Positive reinforcement in children

Positive reinforcement in children

When children are 4 or 5 years of age it becomes a bit more difficult to get them to continue behaving as parents and educators consider appropriate. At this age, many children begin to display certain attitudes, such as tantrums or unjustified anger that, if tolerated, will be repeated in the future. When children do not want to end the game because they are having a lot of fun or do not want to leave a place such as the park or a friend’s house, the adult must not surrender to the child’s will.

Positive reinforcement consists of appreciating children’s proper behaviour. So if the child does not want to end the game, it can be agreed that he/he may come back to it another day if he/she complies with the agreement. It is important to provide the child with a clear, simple benefit, that he/she can rationalise fast to fulfil his/her responsibility. Reinforcements are those that the child understands as a benefit. Parents and educators can modify the child’s behaviour in a way that benefits everyone.

In the positive reinforcement mechanism “reinforcements” play a key role. A reinforcement can be positive or negative, so it can be also used negatively. For instance, instead of obtaining something for fulfilling a task or a duty, he/she will be freed from something he/she does not want to do. An example of negative reinforcement is telling the child that if he/she lets his/her cousins play with his/her toys, we will help him/her pick up the toys when they leave. It is important to consider that for positive reinforcement to work the promised benefit must be given or met in the moment.

There are several types of positive reinforcement: social reinforcements (a hug, a kiss, a praise… after a good action) material reinforcements (a toy, going to the movies… after an effort), food reinforcements (having dessert, eating candy… after eating the plate of vegetables), positive feedback (congratulate, show appreciation to him/her… for reaching an agreement after an argument) and activity reinforcements (playing in the park with the play bar, riding on a bicycle… after helping with the house chores).  When you decide to implement the positive reinforcement, it is important to take into account when and where to use it. Do not abuse positive reinforcement. The child must not always expect a reward for every good thing he/she does. The reinforcement is to encourage good behaviours, not to relieve stress.

It must be also taken into account that positive reinforcement will not work always and in all cases. A food reinforcement cannot be used if the child is not hungry, and an activity reinforcement cannot be used if he/she does not want to play. If the child cries without justification, you must be firm and not use a reinforcement. The child must learn that he/she will be comforted when he/she is hurt, has fallen or when something is bothering him/her. In that case he/she will be cared for, because it is necessary.

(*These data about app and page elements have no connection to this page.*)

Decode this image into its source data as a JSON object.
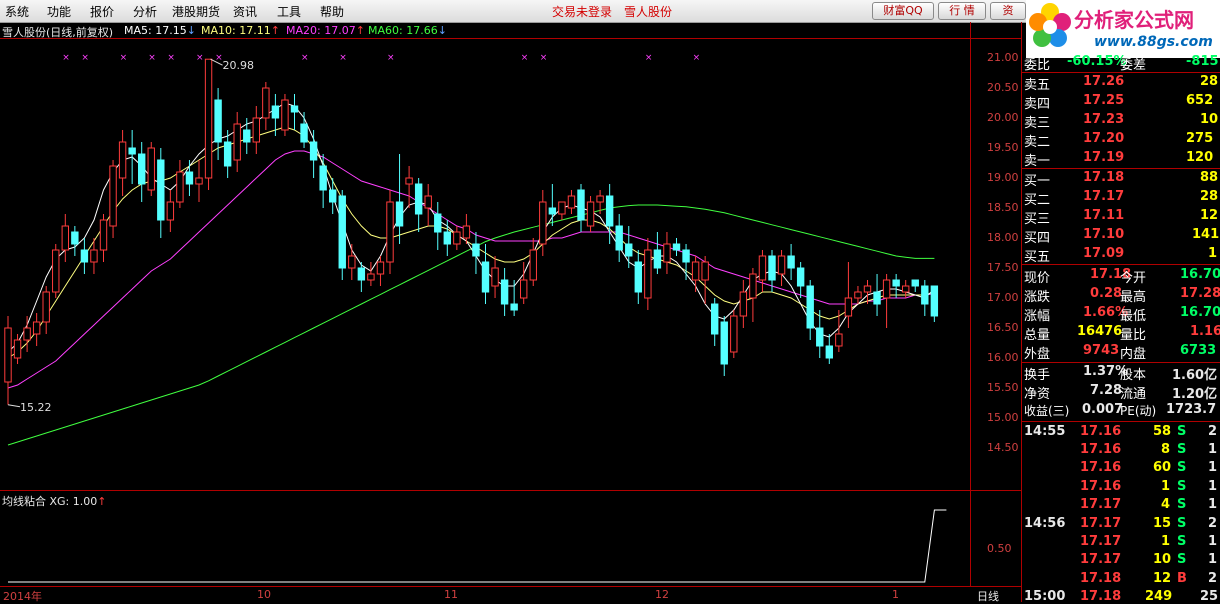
{
  "menu": [
    "系统",
    "功能",
    "报价",
    "分析",
    "港股期货",
    "资讯",
    "工具",
    "帮助"
  ],
  "status_text": "交易未登录",
  "stock_name_title": "雪人股份",
  "toolbar": {
    "caifu": "财富QQ",
    "hangqing": "行 情",
    "zi": "资"
  },
  "logo": {
    "title": "分析家公式网",
    "url": "www.88gs.com"
  },
  "chart": {
    "title": "雪人股份(日线,前复权)",
    "ma": [
      {
        "label": "MA5: 17.15",
        "arrow": "↓",
        "color": "#ffffff"
      },
      {
        "label": "MA10: 17.11",
        "arrow": "↑",
        "color": "#ffff80"
      },
      {
        "label": "MA20: 17.07",
        "arrow": "↑",
        "color": "#ff40ff"
      },
      {
        "label": "MA60: 17.66",
        "arrow": "↓",
        "color": "#40ff40"
      }
    ],
    "price_labels": [
      "21.00",
      "20.50",
      "20.00",
      "19.50",
      "19.00",
      "18.50",
      "18.00",
      "17.50",
      "17.00",
      "16.50",
      "16.00",
      "15.50",
      "15.00",
      "14.50"
    ],
    "high_label": "20.98",
    "low_label": "15.22",
    "indicator": {
      "name": "均线粘合",
      "value_label": "XG: 1.00",
      "arrow": "↑",
      "axis_label": "0.50"
    },
    "date_labels": [
      {
        "text": "2014年"
      },
      {
        "text": "10"
      },
      {
        "text": "11"
      },
      {
        "text": "12"
      },
      {
        "text": "1"
      }
    ],
    "period": "日线",
    "colors": {
      "up": "#ff3c3c",
      "down": "#54ffff",
      "ma5": "#ffffff",
      "ma10": "#ffff80",
      "ma20": "#ff40ff",
      "ma60": "#40ff40",
      "grid": "#b00000"
    }
  },
  "chart_data": {
    "type": "candlestick",
    "ylim": [
      14.5,
      21.0
    ],
    "candles": [
      [
        15.6,
        16.5,
        15.22,
        16.7
      ],
      [
        16.0,
        16.3,
        15.9,
        16.4
      ],
      [
        16.3,
        16.5,
        16.1,
        16.7
      ],
      [
        16.4,
        16.6,
        16.2,
        16.75
      ],
      [
        16.6,
        17.1,
        16.4,
        17.2
      ],
      [
        17.1,
        17.8,
        17.0,
        17.9
      ],
      [
        17.8,
        18.2,
        17.6,
        18.4
      ],
      [
        18.1,
        17.9,
        17.7,
        18.2
      ],
      [
        17.8,
        17.6,
        17.4,
        18.0
      ],
      [
        17.6,
        17.8,
        17.4,
        18.0
      ],
      [
        17.8,
        18.3,
        17.6,
        18.4
      ],
      [
        18.2,
        19.2,
        18.0,
        19.3
      ],
      [
        19.0,
        19.6,
        18.7,
        19.8
      ],
      [
        19.5,
        19.4,
        18.9,
        19.8
      ],
      [
        19.4,
        18.9,
        18.6,
        19.6
      ],
      [
        18.8,
        19.5,
        18.7,
        19.6
      ],
      [
        19.3,
        18.3,
        18.0,
        19.5
      ],
      [
        18.3,
        18.6,
        18.1,
        18.8
      ],
      [
        18.6,
        19.1,
        18.5,
        19.3
      ],
      [
        19.1,
        18.9,
        18.7,
        19.3
      ],
      [
        18.9,
        19.0,
        18.6,
        19.3
      ],
      [
        19.0,
        20.98,
        18.8,
        20.98
      ],
      [
        20.3,
        19.6,
        19.3,
        20.5
      ],
      [
        19.6,
        19.2,
        19.0,
        19.8
      ],
      [
        19.3,
        19.9,
        19.1,
        20.1
      ],
      [
        19.8,
        19.6,
        19.4,
        20.0
      ],
      [
        19.6,
        20.0,
        19.4,
        20.2
      ],
      [
        20.0,
        20.5,
        19.8,
        20.6
      ],
      [
        20.2,
        20.0,
        19.7,
        20.4
      ],
      [
        19.8,
        20.3,
        19.7,
        20.4
      ],
      [
        20.2,
        20.1,
        19.8,
        20.4
      ],
      [
        19.9,
        19.6,
        19.5,
        20.1
      ],
      [
        19.6,
        19.3,
        19.0,
        19.8
      ],
      [
        19.2,
        18.8,
        18.5,
        19.4
      ],
      [
        18.8,
        18.6,
        18.4,
        19.0
      ],
      [
        18.7,
        17.5,
        17.3,
        18.8
      ],
      [
        17.5,
        17.7,
        17.3,
        17.9
      ],
      [
        17.5,
        17.3,
        17.1,
        17.6
      ],
      [
        17.3,
        17.4,
        17.2,
        17.6
      ],
      [
        17.4,
        17.6,
        17.2,
        17.7
      ],
      [
        17.6,
        18.6,
        17.4,
        18.8
      ],
      [
        18.6,
        18.2,
        17.9,
        19.4
      ],
      [
        18.9,
        19.0,
        18.5,
        19.2
      ],
      [
        18.9,
        18.4,
        18.1,
        19.0
      ],
      [
        18.5,
        18.7,
        18.2,
        18.9
      ],
      [
        18.4,
        18.1,
        17.8,
        18.6
      ],
      [
        18.1,
        17.9,
        17.7,
        18.3
      ],
      [
        17.9,
        18.1,
        17.8,
        18.2
      ],
      [
        18.0,
        18.2,
        17.9,
        18.4
      ],
      [
        17.9,
        17.7,
        17.4,
        18.1
      ],
      [
        17.6,
        17.1,
        16.9,
        17.9
      ],
      [
        17.2,
        17.5,
        17.0,
        17.7
      ],
      [
        17.3,
        16.9,
        16.7,
        17.5
      ],
      [
        16.9,
        16.8,
        16.7,
        17.3
      ],
      [
        17.0,
        17.3,
        16.9,
        17.6
      ],
      [
        17.3,
        17.8,
        17.2,
        18.0
      ],
      [
        17.9,
        18.6,
        17.7,
        18.8
      ],
      [
        18.5,
        18.4,
        18.2,
        18.9
      ],
      [
        18.4,
        18.6,
        18.3,
        18.6
      ],
      [
        18.5,
        18.7,
        18.4,
        18.8
      ],
      [
        18.8,
        18.3,
        18.1,
        18.9
      ],
      [
        18.2,
        18.6,
        18.1,
        18.7
      ],
      [
        18.6,
        18.7,
        18.4,
        18.8
      ],
      [
        18.7,
        18.2,
        17.9,
        18.9
      ],
      [
        18.2,
        17.8,
        17.6,
        18.4
      ],
      [
        17.9,
        17.7,
        17.5,
        18.2
      ],
      [
        17.6,
        17.1,
        16.9,
        17.8
      ],
      [
        17.0,
        17.8,
        16.8,
        18.0
      ],
      [
        17.8,
        17.5,
        17.4,
        18.1
      ],
      [
        17.6,
        17.9,
        17.4,
        18.1
      ],
      [
        17.9,
        17.8,
        17.7,
        18.0
      ],
      [
        17.8,
        17.6,
        17.3,
        17.9
      ],
      [
        17.3,
        17.6,
        17.1,
        17.7
      ],
      [
        17.3,
        17.6,
        16.9,
        17.7
      ],
      [
        16.9,
        16.4,
        16.2,
        17.0
      ],
      [
        16.6,
        15.9,
        15.7,
        16.7
      ],
      [
        16.1,
        16.7,
        16.0,
        16.8
      ],
      [
        16.7,
        17.1,
        16.5,
        17.3
      ],
      [
        17.0,
        17.4,
        16.6,
        17.5
      ],
      [
        17.3,
        17.7,
        17.1,
        17.8
      ],
      [
        17.7,
        17.3,
        17.1,
        17.8
      ],
      [
        17.4,
        17.7,
        17.2,
        17.8
      ],
      [
        17.7,
        17.5,
        17.3,
        17.9
      ],
      [
        17.5,
        17.2,
        17.0,
        17.6
      ],
      [
        17.2,
        16.5,
        16.3,
        17.3
      ],
      [
        16.5,
        16.2,
        16.0,
        16.8
      ],
      [
        16.2,
        16.0,
        15.9,
        16.4
      ],
      [
        16.2,
        16.4,
        16.1,
        16.8
      ],
      [
        16.7,
        17.0,
        16.5,
        17.6
      ],
      [
        17.0,
        17.1,
        16.9,
        17.2
      ],
      [
        17.1,
        17.2,
        16.9,
        17.3
      ],
      [
        17.1,
        16.9,
        16.7,
        17.4
      ],
      [
        17.0,
        17.3,
        16.5,
        17.4
      ],
      [
        17.3,
        17.2,
        17.0,
        17.4
      ],
      [
        17.1,
        17.2,
        17.0,
        17.3
      ],
      [
        17.3,
        17.2,
        17.1,
        17.3
      ],
      [
        17.2,
        16.9,
        16.7,
        17.3
      ],
      [
        17.2,
        16.7,
        16.6,
        17.2
      ]
    ],
    "ma_lines": {
      "MA5": [
        16.1,
        16.25,
        16.55,
        16.95,
        17.35,
        17.65,
        17.8,
        17.85,
        18.0,
        18.3,
        18.8,
        19.1,
        19.3,
        19.35,
        19.2,
        19.0,
        18.9,
        18.8,
        18.95,
        19.2,
        19.4,
        19.55,
        19.65,
        19.7,
        19.8,
        19.9,
        19.95,
        20.05,
        20.15,
        20.25,
        20.2,
        20.0,
        19.65,
        19.2,
        18.7,
        18.25,
        17.8,
        17.55,
        17.45,
        17.7,
        18.05,
        18.35,
        18.55,
        18.6,
        18.55,
        18.3,
        18.2,
        18.05,
        17.95,
        17.7,
        17.45,
        17.3,
        17.2,
        17.2,
        17.4,
        17.75,
        18.1,
        18.35,
        18.5,
        18.55,
        18.5,
        18.45,
        18.35,
        18.1,
        17.85,
        17.6,
        17.5,
        17.6,
        17.7,
        17.7,
        17.6,
        17.4,
        17.2,
        16.9,
        16.7,
        16.65,
        16.8,
        17.05,
        17.3,
        17.4,
        17.45,
        17.4,
        17.2,
        16.9,
        16.6,
        16.4,
        16.35,
        16.5,
        16.75,
        16.9,
        17.05,
        17.1,
        17.15,
        17.15,
        17.1,
        17.05,
        17.0,
        17.15
      ],
      "MA10": [
        16.0,
        16.1,
        16.25,
        16.45,
        16.7,
        16.95,
        17.2,
        17.45,
        17.7,
        17.95,
        18.2,
        18.45,
        18.65,
        18.8,
        18.9,
        18.95,
        18.95,
        19.0,
        19.1,
        19.2,
        19.3,
        19.4,
        19.5,
        19.55,
        19.6,
        19.65,
        19.7,
        19.75,
        19.8,
        19.85,
        19.8,
        19.7,
        19.5,
        19.25,
        18.95,
        18.65,
        18.4,
        18.2,
        18.05,
        18.0,
        18.0,
        18.05,
        18.1,
        18.15,
        18.2,
        18.2,
        18.15,
        18.05,
        17.95,
        17.85,
        17.75,
        17.65,
        17.6,
        17.6,
        17.65,
        17.75,
        17.9,
        18.05,
        18.15,
        18.25,
        18.3,
        18.3,
        18.25,
        18.15,
        18.0,
        17.85,
        17.75,
        17.7,
        17.65,
        17.6,
        17.55,
        17.45,
        17.35,
        17.2,
        17.05,
        16.95,
        16.9,
        16.95,
        17.0,
        17.1,
        17.1,
        17.05,
        17.0,
        16.9,
        16.8,
        16.7,
        16.65,
        16.7,
        16.8,
        16.9,
        16.95,
        17.0,
        17.05,
        17.05,
        17.05,
        17.05,
        17.05,
        17.1
      ],
      "MA20": [
        15.5,
        15.55,
        15.65,
        15.75,
        15.85,
        15.95,
        16.1,
        16.25,
        16.4,
        16.55,
        16.7,
        16.85,
        17.0,
        17.15,
        17.3,
        17.45,
        17.55,
        17.65,
        17.8,
        17.95,
        18.1,
        18.25,
        18.4,
        18.55,
        18.7,
        18.85,
        19.0,
        19.15,
        19.3,
        19.4,
        19.45,
        19.45,
        19.4,
        19.35,
        19.25,
        19.15,
        19.05,
        18.95,
        18.9,
        18.85,
        18.8,
        18.75,
        18.7,
        18.6,
        18.5,
        18.4,
        18.3,
        18.2,
        18.15,
        18.05,
        18.0,
        17.95,
        17.95,
        17.95,
        17.95,
        17.95,
        17.95,
        18.0,
        18.0,
        18.05,
        18.1,
        18.1,
        18.1,
        18.1,
        18.1,
        18.05,
        18.0,
        17.95,
        17.9,
        17.85,
        17.8,
        17.75,
        17.7,
        17.6,
        17.5,
        17.45,
        17.4,
        17.35,
        17.3,
        17.25,
        17.2,
        17.15,
        17.1,
        17.05,
        17.0,
        16.95,
        16.9,
        16.9,
        16.9,
        16.9,
        16.95,
        16.95,
        17.0,
        17.0,
        17.0,
        17.05,
        17.05,
        17.07
      ],
      "MA60": [
        14.55,
        14.6,
        14.65,
        14.7,
        14.75,
        14.8,
        14.85,
        14.9,
        14.95,
        15.0,
        15.05,
        15.1,
        15.15,
        15.2,
        15.25,
        15.3,
        15.35,
        15.4,
        15.45,
        15.5,
        15.55,
        15.62,
        15.7,
        15.78,
        15.86,
        15.94,
        16.02,
        16.1,
        16.18,
        16.26,
        16.34,
        16.42,
        16.5,
        16.58,
        16.66,
        16.74,
        16.82,
        16.9,
        16.98,
        17.06,
        17.14,
        17.22,
        17.3,
        17.38,
        17.46,
        17.54,
        17.62,
        17.7,
        17.78,
        17.86,
        17.94,
        18.0,
        18.05,
        18.1,
        18.14,
        18.18,
        18.22,
        18.26,
        18.3,
        18.34,
        18.38,
        18.42,
        18.46,
        18.5,
        18.52,
        18.54,
        18.55,
        18.55,
        18.55,
        18.54,
        18.53,
        18.52,
        18.5,
        18.48,
        18.45,
        18.42,
        18.38,
        18.34,
        18.3,
        18.26,
        18.22,
        18.18,
        18.14,
        18.1,
        18.06,
        18.02,
        17.98,
        17.94,
        17.9,
        17.86,
        17.82,
        17.78,
        17.74,
        17.7,
        17.68,
        17.66,
        17.66,
        17.66
      ]
    },
    "indicator_series": [
      0,
      0,
      0,
      0,
      0,
      0,
      0,
      0,
      0,
      0,
      0,
      0,
      0,
      0,
      0,
      0,
      0,
      0,
      0,
      0,
      0,
      0,
      0,
      0,
      0,
      0,
      0,
      0,
      0,
      0,
      0,
      0,
      0,
      0,
      0,
      0,
      0,
      0,
      0,
      0,
      0,
      0,
      0,
      0,
      0,
      0,
      0,
      0,
      0,
      0,
      0,
      0,
      0,
      0,
      0,
      0,
      0,
      0,
      0,
      0,
      0,
      0,
      0,
      0,
      0,
      0,
      0,
      0,
      0,
      0,
      0,
      0,
      0,
      0,
      0,
      0,
      0,
      0,
      0,
      0,
      0,
      0,
      0,
      0,
      0,
      0,
      0,
      0,
      0,
      0,
      0,
      0,
      0,
      0,
      0,
      0,
      0,
      1
    ]
  },
  "quote": {
    "ratio": {
      "label1": "委比",
      "value1": "-60.15%",
      "label2": "委差",
      "value2": "-815"
    },
    "asks": [
      {
        "label": "卖五",
        "price": "17.26",
        "vol": "28"
      },
      {
        "label": "卖四",
        "price": "17.25",
        "vol": "652"
      },
      {
        "label": "卖三",
        "price": "17.23",
        "vol": "10"
      },
      {
        "label": "卖二",
        "price": "17.20",
        "vol": "275"
      },
      {
        "label": "卖一",
        "price": "17.19",
        "vol": "120"
      }
    ],
    "bids": [
      {
        "label": "买一",
        "price": "17.18",
        "vol": "88"
      },
      {
        "label": "买二",
        "price": "17.17",
        "vol": "28"
      },
      {
        "label": "买三",
        "price": "17.11",
        "vol": "12"
      },
      {
        "label": "买四",
        "price": "17.10",
        "vol": "141"
      },
      {
        "label": "买五",
        "price": "17.09",
        "vol": "1"
      }
    ],
    "stats": [
      {
        "l1": "现价",
        "v1": "17.18",
        "c1": "red",
        "l2": "今开",
        "v2": "16.70",
        "c2": "grn"
      },
      {
        "l1": "涨跌",
        "v1": "0.28",
        "c1": "red",
        "l2": "最高",
        "v2": "17.28",
        "c2": "red"
      },
      {
        "l1": "涨幅",
        "v1": "1.66%",
        "c1": "red",
        "l2": "最低",
        "v2": "16.70",
        "c2": "grn"
      },
      {
        "l1": "总量",
        "v1": "16476",
        "c1": "yel",
        "l2": "量比",
        "v2": "1.16",
        "c2": "red"
      },
      {
        "l1": "外盘",
        "v1": "9743",
        "c1": "red",
        "l2": "内盘",
        "v2": "6733",
        "c2": "grn"
      }
    ],
    "fund": [
      {
        "l1": "换手",
        "v1": "1.37%",
        "l2": "股本",
        "v2": "1.60亿"
      },
      {
        "l1": "净资",
        "v1": "7.28",
        "l2": "流通",
        "v2": "1.20亿"
      },
      {
        "l1": "收益(三)",
        "v1": "0.007",
        "l2": "PE(动)",
        "v2": "1723.7"
      }
    ],
    "ticks": [
      {
        "time": "14:55",
        "price": "17.16",
        "vol": "58",
        "bs": "S",
        "n": "2"
      },
      {
        "time": "",
        "price": "17.16",
        "vol": "8",
        "bs": "S",
        "n": "1"
      },
      {
        "time": "",
        "price": "17.16",
        "vol": "60",
        "bs": "S",
        "n": "1"
      },
      {
        "time": "",
        "price": "17.16",
        "vol": "1",
        "bs": "S",
        "n": "1"
      },
      {
        "time": "",
        "price": "17.17",
        "vol": "4",
        "bs": "S",
        "n": "1"
      },
      {
        "time": "14:56",
        "price": "17.17",
        "vol": "15",
        "bs": "S",
        "n": "2"
      },
      {
        "time": "",
        "price": "17.17",
        "vol": "1",
        "bs": "S",
        "n": "1"
      },
      {
        "time": "",
        "price": "17.17",
        "vol": "10",
        "bs": "S",
        "n": "1"
      },
      {
        "time": "",
        "price": "17.18",
        "vol": "12",
        "bs": "B",
        "n": "2"
      },
      {
        "time": "15:00",
        "price": "17.18",
        "vol": "249",
        "bs": "",
        "n": "25"
      }
    ]
  }
}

Children learn day by day and need their parents and educators by their side to guide their steps and form their character in as balanced a way as possible, so we must take into account that sometimes the best reward is something as simple as a smile or a kiss.

 

Susana Jiménez

Childhood Educator

 


Comments

No Comments

Leave a Reply

Your email address will not be published.